DATA EXTRACTS.
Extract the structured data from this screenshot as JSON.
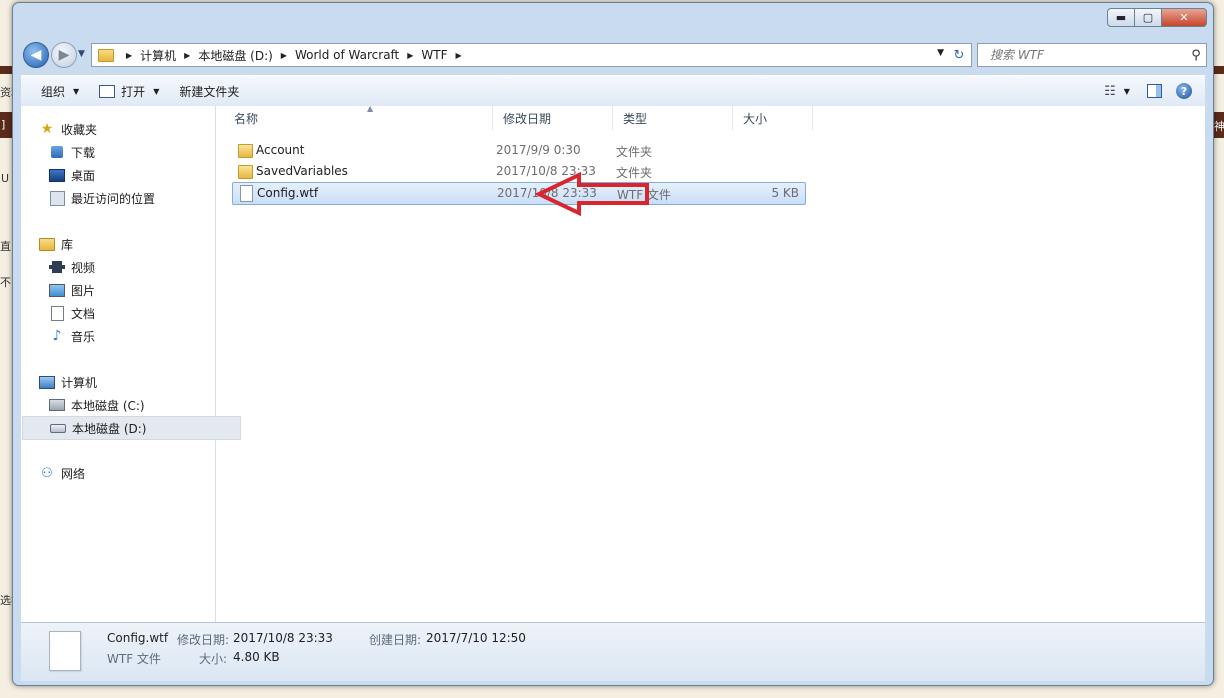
{
  "background_fragments": [
    "资料",
    "]",
    "U",
    "直",
    "不",
    "选择",
    "神"
  ],
  "window": {
    "controls": {
      "minimize": "▬",
      "maximize": "▢",
      "close": "✕"
    }
  },
  "nav": {
    "back_icon": "◀",
    "forward_icon": "▶",
    "recent_icon": "▼",
    "breadcrumbs": [
      "计算机",
      "本地磁盘 (D:)",
      "World of Warcraft",
      "WTF"
    ],
    "crumb_separator": "▶",
    "address_dropdown": "▼",
    "refresh_icon": "↻",
    "search_placeholder": "搜索 WTF",
    "search_icon": "⚲"
  },
  "toolbar": {
    "organize": "组织",
    "open": "打开",
    "new_folder": "新建文件夹",
    "caret": "▼",
    "view_icon": "☷",
    "view_caret": "▼",
    "help_icon": "?"
  },
  "sidebar": {
    "favorites": "收藏夹",
    "downloads": "下载",
    "desktop": "桌面",
    "recent": "最近访问的位置",
    "libraries": "库",
    "videos": "视频",
    "pictures": "图片",
    "documents": "文档",
    "music": "音乐",
    "computer": "计算机",
    "drive_c": "本地磁盘 (C:)",
    "drive_d": "本地磁盘 (D:)",
    "network": "网络"
  },
  "icons": {
    "star": "★",
    "music": "♪",
    "network": "⚇"
  },
  "columns": {
    "name": "名称",
    "date": "修改日期",
    "type": "类型",
    "size": "大小",
    "sort_indicator": "▲"
  },
  "files": [
    {
      "name": "Account",
      "date": "2017/9/9 0:30",
      "type": "文件夹",
      "size": ""
    },
    {
      "name": "SavedVariables",
      "date": "2017/10/8 23:33",
      "type": "文件夹",
      "size": ""
    },
    {
      "name": "Config.wtf",
      "date": "2017/10/8 23:33",
      "type": "WTF 文件",
      "size": "5 KB"
    }
  ],
  "annotation_color": "#d9262c",
  "details": {
    "name": "Config.wtf",
    "type": "WTF 文件",
    "modified_label": "修改日期:",
    "modified": "2017/10/8 23:33",
    "created_label": "创建日期:",
    "created": "2017/7/10 12:50",
    "size_label": "大小:",
    "size": "4.80 KB"
  }
}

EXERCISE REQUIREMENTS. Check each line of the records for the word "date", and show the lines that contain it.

ANSWER SECTION.
    "date": "修改日期",
      "date": "2017/9/9 0:30",
      "date": "2017/10/8 23:33",
      "date": "2017/10/8 23:33",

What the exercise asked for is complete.